* [What you need to do]
Your answer is one number: the count of lines below that hold the word "summary".

* [Records provided]
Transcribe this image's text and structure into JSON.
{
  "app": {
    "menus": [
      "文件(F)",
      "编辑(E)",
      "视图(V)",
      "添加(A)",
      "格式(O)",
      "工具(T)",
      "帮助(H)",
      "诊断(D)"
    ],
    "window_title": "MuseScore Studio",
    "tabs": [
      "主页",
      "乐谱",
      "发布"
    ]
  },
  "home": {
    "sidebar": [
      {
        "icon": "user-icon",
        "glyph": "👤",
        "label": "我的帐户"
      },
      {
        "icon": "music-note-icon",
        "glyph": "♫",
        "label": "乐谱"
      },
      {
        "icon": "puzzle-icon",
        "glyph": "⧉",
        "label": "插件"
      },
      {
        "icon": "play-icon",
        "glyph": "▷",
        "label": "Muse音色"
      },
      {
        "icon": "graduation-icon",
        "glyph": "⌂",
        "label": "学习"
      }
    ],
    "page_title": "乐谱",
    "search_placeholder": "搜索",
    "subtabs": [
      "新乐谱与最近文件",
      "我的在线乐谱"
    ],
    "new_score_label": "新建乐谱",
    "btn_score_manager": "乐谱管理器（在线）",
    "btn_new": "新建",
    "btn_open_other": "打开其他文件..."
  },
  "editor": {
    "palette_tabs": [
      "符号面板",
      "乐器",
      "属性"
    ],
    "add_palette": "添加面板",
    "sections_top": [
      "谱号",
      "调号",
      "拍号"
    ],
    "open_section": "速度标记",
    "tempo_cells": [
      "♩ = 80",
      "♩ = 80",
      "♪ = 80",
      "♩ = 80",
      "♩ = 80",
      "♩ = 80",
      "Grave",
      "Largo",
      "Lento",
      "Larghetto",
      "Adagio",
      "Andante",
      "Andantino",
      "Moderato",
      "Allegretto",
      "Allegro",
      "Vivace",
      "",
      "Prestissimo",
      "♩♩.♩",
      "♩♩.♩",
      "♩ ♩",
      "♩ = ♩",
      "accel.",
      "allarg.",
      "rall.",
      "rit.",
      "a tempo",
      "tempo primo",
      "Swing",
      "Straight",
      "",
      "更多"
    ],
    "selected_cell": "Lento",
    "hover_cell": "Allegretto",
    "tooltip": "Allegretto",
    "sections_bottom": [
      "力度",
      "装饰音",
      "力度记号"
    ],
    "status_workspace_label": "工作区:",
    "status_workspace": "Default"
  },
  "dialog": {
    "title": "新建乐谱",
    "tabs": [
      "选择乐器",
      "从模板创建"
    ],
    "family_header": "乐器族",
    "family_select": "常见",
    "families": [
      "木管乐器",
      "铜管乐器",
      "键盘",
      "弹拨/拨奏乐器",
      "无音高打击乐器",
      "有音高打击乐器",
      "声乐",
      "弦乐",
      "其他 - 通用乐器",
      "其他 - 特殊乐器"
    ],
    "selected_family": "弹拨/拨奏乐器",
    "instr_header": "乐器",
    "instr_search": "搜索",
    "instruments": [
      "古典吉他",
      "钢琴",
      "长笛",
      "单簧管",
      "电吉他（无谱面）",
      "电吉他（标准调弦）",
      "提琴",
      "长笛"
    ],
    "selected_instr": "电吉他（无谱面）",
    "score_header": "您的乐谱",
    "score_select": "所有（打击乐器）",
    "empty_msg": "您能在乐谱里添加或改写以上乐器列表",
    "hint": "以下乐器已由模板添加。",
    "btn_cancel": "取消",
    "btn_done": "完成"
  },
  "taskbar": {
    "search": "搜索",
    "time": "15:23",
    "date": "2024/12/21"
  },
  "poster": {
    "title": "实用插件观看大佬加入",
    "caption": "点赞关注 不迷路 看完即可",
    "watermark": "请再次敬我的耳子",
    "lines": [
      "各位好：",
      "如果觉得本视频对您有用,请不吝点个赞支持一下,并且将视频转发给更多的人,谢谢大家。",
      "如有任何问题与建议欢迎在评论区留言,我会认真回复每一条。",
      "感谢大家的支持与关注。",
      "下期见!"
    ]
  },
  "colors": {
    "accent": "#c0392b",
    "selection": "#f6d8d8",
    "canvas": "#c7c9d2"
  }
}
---
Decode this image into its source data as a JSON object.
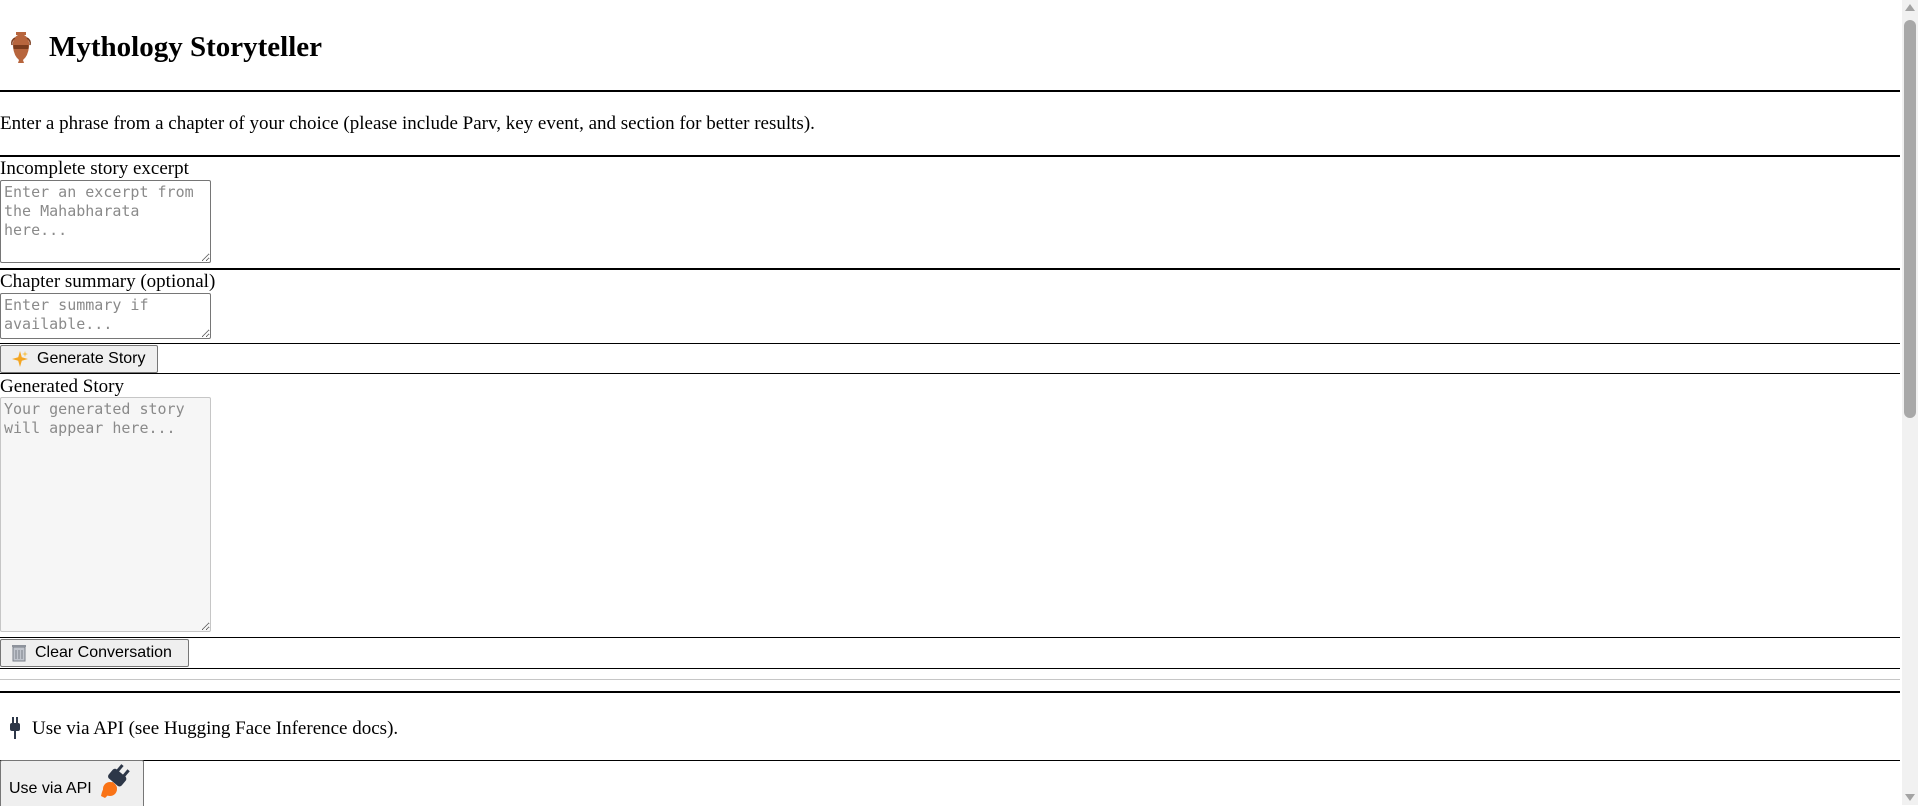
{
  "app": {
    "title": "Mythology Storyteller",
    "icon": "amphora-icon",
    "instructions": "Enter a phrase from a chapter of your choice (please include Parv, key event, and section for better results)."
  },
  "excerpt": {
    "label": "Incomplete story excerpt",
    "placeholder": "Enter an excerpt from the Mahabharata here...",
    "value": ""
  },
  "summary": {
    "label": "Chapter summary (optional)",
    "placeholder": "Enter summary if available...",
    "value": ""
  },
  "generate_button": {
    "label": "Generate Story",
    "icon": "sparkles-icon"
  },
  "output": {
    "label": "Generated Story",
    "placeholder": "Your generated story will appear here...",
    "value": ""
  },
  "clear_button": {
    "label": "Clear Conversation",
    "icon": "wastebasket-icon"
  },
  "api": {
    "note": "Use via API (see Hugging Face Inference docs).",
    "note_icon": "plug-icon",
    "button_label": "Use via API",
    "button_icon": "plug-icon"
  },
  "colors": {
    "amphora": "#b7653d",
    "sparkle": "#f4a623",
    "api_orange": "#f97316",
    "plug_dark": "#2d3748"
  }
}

* [Task solution]
3